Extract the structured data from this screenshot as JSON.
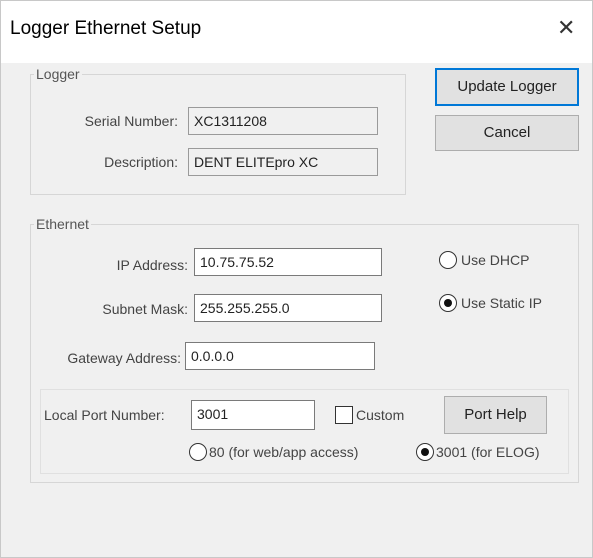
{
  "window": {
    "title": "Logger Ethernet Setup",
    "close_glyph": "✕"
  },
  "logger": {
    "group_label": "Logger",
    "serial_label": "Serial Number:",
    "serial_value": "XC1311208",
    "description_label": "Description:",
    "description_value": "DENT ELITEpro XC"
  },
  "buttons": {
    "update": "Update Logger",
    "cancel": "Cancel",
    "port_help": "Port Help"
  },
  "ethernet": {
    "group_label": "Ethernet",
    "ip_label": "IP Address:",
    "ip_value": "10.75.75.52",
    "subnet_label": "Subnet Mask:",
    "subnet_value": "255.255.255.0",
    "gateway_label": "Gateway Address:",
    "gateway_value": "0.0.0.0",
    "dhcp_label": "Use DHCP",
    "static_label": "Use Static IP",
    "selected_mode": "Use Static IP"
  },
  "port": {
    "label": "Local Port Number:",
    "value": "3001",
    "custom_label": "Custom",
    "custom_checked": false,
    "option_80": "80 (for web/app access)",
    "option_3001": "3001 (for ELOG)",
    "selected_option": "3001 (for ELOG)"
  }
}
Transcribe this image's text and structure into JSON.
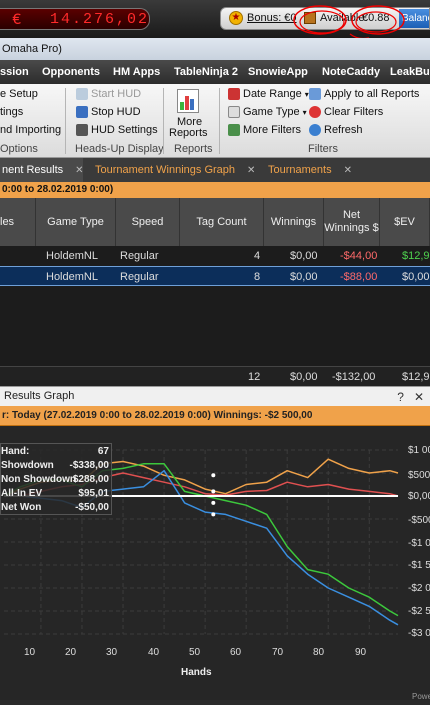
{
  "topbar": {
    "currency": "€",
    "balance": "14.276,02",
    "bonus_label": "Bonus: €0",
    "available_label": "Available:",
    "available_value": "€0.88",
    "balance_button": "Balance"
  },
  "window_title": "Omaha Pro)",
  "ribbon_tabs": [
    "ssion",
    "Opponents",
    "HM Apps",
    "TableNinja 2",
    "SnowieApp",
    "NoteCaddy",
    "LeakBus"
  ],
  "ribbon": {
    "options": {
      "items": [
        "e Setup",
        "tings",
        "nd Importing"
      ],
      "group": "Options"
    },
    "hud": {
      "items": [
        "Start HUD",
        "Stop HUD",
        "HUD Settings"
      ],
      "group": "Heads-Up Display"
    },
    "reports": {
      "button": "More",
      "button2": "Reports",
      "group": "Reports"
    },
    "filters": {
      "items": [
        "Date Range",
        "Game Type",
        "More Filters",
        "Apply to all Reports",
        "Clear Filters",
        "Refresh"
      ],
      "group": "Filters"
    }
  },
  "content_tabs": [
    "nent Results",
    "Tournament Winnings Graph",
    "Tournaments"
  ],
  "date_bar": "0:00 to 28.02.2019 0:00)",
  "table": {
    "headers": [
      "les",
      "Game Type",
      "Speed",
      "Tag Count",
      "Winnings",
      "Net Winnings $",
      "$EV"
    ],
    "rows": [
      {
        "game": "HoldemNL",
        "speed": "Regular",
        "tags": "4",
        "winnings": "$0,00",
        "net": "-$44,00",
        "ev": "$12,9"
      },
      {
        "game": "HoldemNL",
        "speed": "Regular",
        "tags": "8",
        "winnings": "$0,00",
        "net": "-$88,00",
        "ev": "$0,00"
      }
    ],
    "total": {
      "tags": "12",
      "winnings": "$0,00",
      "net": "-$132,00",
      "ev": "$12,9"
    }
  },
  "graph_window": {
    "title": "Results Graph",
    "info": "r: Today (27.02.2019 0:00 to 28.02.2019 0:00)  Winnings: -$2 500,00",
    "legend": [
      {
        "label": "Hand:",
        "value": "67",
        "color": "#ffffff"
      },
      {
        "label": "Showdown",
        "value": "-$338,00",
        "color": "#3a8fe0"
      },
      {
        "label": "Non Showdown",
        "value": "$288,00",
        "color": "#e05050"
      },
      {
        "label": "All-In EV",
        "value": "$95,01",
        "color": "#f0a24a"
      },
      {
        "label": "Net Won",
        "value": "-$50,00",
        "color": "#3cc83c"
      }
    ],
    "y_ticks": [
      "$1 00",
      "$500",
      "$0,00",
      "-$500",
      "-$1 0",
      "-$1 5",
      "-$2 0",
      "-$2 5",
      "-$3 0"
    ],
    "x_ticks": [
      "10",
      "20",
      "30",
      "40",
      "50",
      "60",
      "70",
      "80",
      "90"
    ],
    "x_title": "Hands",
    "footer": "Power"
  },
  "chart_data": {
    "type": "line",
    "xlabel": "Hands",
    "xlim": [
      1,
      97
    ],
    "ylim": [
      -3000,
      1000
    ],
    "series": [
      {
        "name": "All-In EV",
        "color": "#f0a24a",
        "x": [
          1,
          5,
          10,
          15,
          20,
          25,
          30,
          35,
          40,
          45,
          50,
          55,
          60,
          65,
          70,
          75,
          80,
          85,
          90,
          95,
          97
        ],
        "y": [
          0,
          150,
          300,
          350,
          320,
          700,
          750,
          650,
          450,
          350,
          150,
          50,
          250,
          300,
          550,
          400,
          800,
          600,
          500,
          550,
          500
        ]
      },
      {
        "name": "Non Showdown",
        "color": "#e05050",
        "x": [
          1,
          5,
          10,
          15,
          20,
          25,
          30,
          35,
          40,
          45,
          50,
          55,
          60,
          65,
          70,
          75,
          80,
          85,
          90,
          95,
          97
        ],
        "y": [
          0,
          0,
          100,
          200,
          250,
          400,
          500,
          400,
          300,
          200,
          50,
          20,
          100,
          120,
          300,
          200,
          250,
          150,
          100,
          50,
          0
        ]
      },
      {
        "name": "Net Won",
        "color": "#3cc83c",
        "x": [
          1,
          5,
          10,
          15,
          20,
          25,
          30,
          35,
          40,
          45,
          50,
          55,
          60,
          65,
          70,
          75,
          80,
          85,
          90,
          95,
          97
        ],
        "y": [
          0,
          200,
          350,
          350,
          200,
          550,
          600,
          700,
          700,
          100,
          0,
          -100,
          -200,
          -400,
          -1100,
          -1600,
          -1700,
          -2000,
          -2200,
          -2500,
          -2600
        ]
      },
      {
        "name": "Showdown",
        "color": "#3a8fe0",
        "x": [
          1,
          5,
          10,
          15,
          20,
          25,
          30,
          35,
          40,
          45,
          50,
          55,
          60,
          65,
          70,
          75,
          80,
          85,
          90,
          95,
          97
        ],
        "y": [
          0,
          0,
          -50,
          -100,
          -250,
          100,
          150,
          200,
          550,
          -150,
          -350,
          -400,
          -550,
          -700,
          -1300,
          -1700,
          -2000,
          -2200,
          -2400,
          -2700,
          -2800
        ]
      },
      {
        "name": "Zero",
        "color": "#ffffff",
        "x": [
          1,
          97
        ],
        "y": [
          0,
          0
        ]
      }
    ]
  }
}
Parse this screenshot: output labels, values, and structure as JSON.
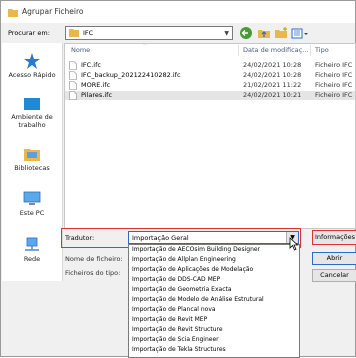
{
  "window": {
    "title": "Agrupar Ficheiro"
  },
  "lookin": {
    "label": "Procurar em:",
    "value": "IFC"
  },
  "places": [
    {
      "label": "Acesso Rápido",
      "icon": "star-icon"
    },
    {
      "label": "Ambiente de trabalho",
      "icon": "desktop-icon"
    },
    {
      "label": "Bibliotecas",
      "icon": "library-icon"
    },
    {
      "label": "Este PC",
      "icon": "computer-icon"
    },
    {
      "label": "Rede",
      "icon": "network-icon"
    }
  ],
  "columns": {
    "name": "Nome",
    "date": "Data de modificaç...",
    "type": "Tipo"
  },
  "files": [
    {
      "name": "IFC.ifc",
      "date": "24/02/2021 10:28",
      "type": "Ficheiro IFC",
      "selected": false
    },
    {
      "name": "IFC_backup_202122410282.ifc",
      "date": "24/02/2021 10:28",
      "type": "Ficheiro IFC",
      "selected": false
    },
    {
      "name": "MORE.ifc",
      "date": "21/02/2021 11:22",
      "type": "Ficheiro IFC",
      "selected": false
    },
    {
      "name": "Pilares.ifc",
      "date": "24/02/2021 10:21",
      "type": "Ficheiro IFC",
      "selected": true
    }
  ],
  "translator": {
    "label": "Tradutor:",
    "value": "Importação Geral"
  },
  "filename": {
    "label": "Nome de ficheiro:"
  },
  "filetype": {
    "label": "Ficheiros do tipo:"
  },
  "buttons": {
    "info": "Informações",
    "open": "Abrir",
    "cancel": "Cancelar"
  },
  "translator_options": [
    "Importação de AECOsim Building Designer",
    "Importação de Allplan Engineering",
    "Importação de Aplicações de Modelação",
    "Importação de DDS-CAD MEP",
    "Importação de Geometria Exacta",
    "Importação de Modelo de Análise Estrutural",
    "Importação de Plancal nova",
    "Importação de Revit MEP",
    "Importação de Revit Structure",
    "Importação de Scia Engineer",
    "Importação de Tekla Structures"
  ],
  "colors": {
    "accent": "#2a6bc8",
    "highlight": "#e03030",
    "folder": "#e8b94a"
  }
}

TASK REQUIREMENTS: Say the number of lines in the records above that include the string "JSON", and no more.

EXERCISE RESULT: 3